◆ **Data section**:
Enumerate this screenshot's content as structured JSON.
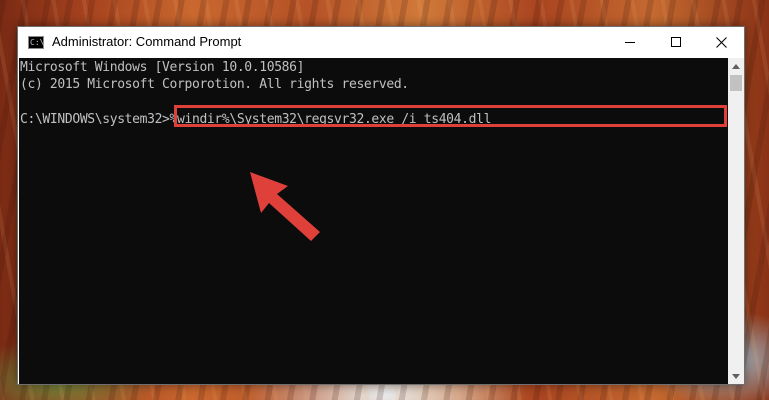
{
  "window": {
    "title": "Administrator: Command Prompt",
    "icon_glyph": "C:\\",
    "controls": {
      "minimize": "minimize-icon",
      "maximize": "maximize-icon",
      "close": "close-icon"
    }
  },
  "console": {
    "lines": [
      "Microsoft Windows [Version 10.0.10586]",
      "(c) 2015 Microsoft Corporotion. All rights reserved."
    ],
    "prompt": "C:\\WINDOWS\\system32>",
    "command": "%windir%\\System32\\regsvr32.exe /i ts404.dll"
  },
  "annotation": {
    "highlight_color": "#e0403a",
    "arrow_color": "#e0403a",
    "arrow_icon": "arrow-pointer-icon"
  },
  "colors": {
    "console_bg": "#0c0c0c",
    "console_text": "#c0c0c0"
  }
}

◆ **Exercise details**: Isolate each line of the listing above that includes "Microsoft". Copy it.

◆ **Solution below**:
      "Microsoft Windows [Version 10.0.10586]",
      "(c) 2015 Microsoft Corporotion. All rights reserved."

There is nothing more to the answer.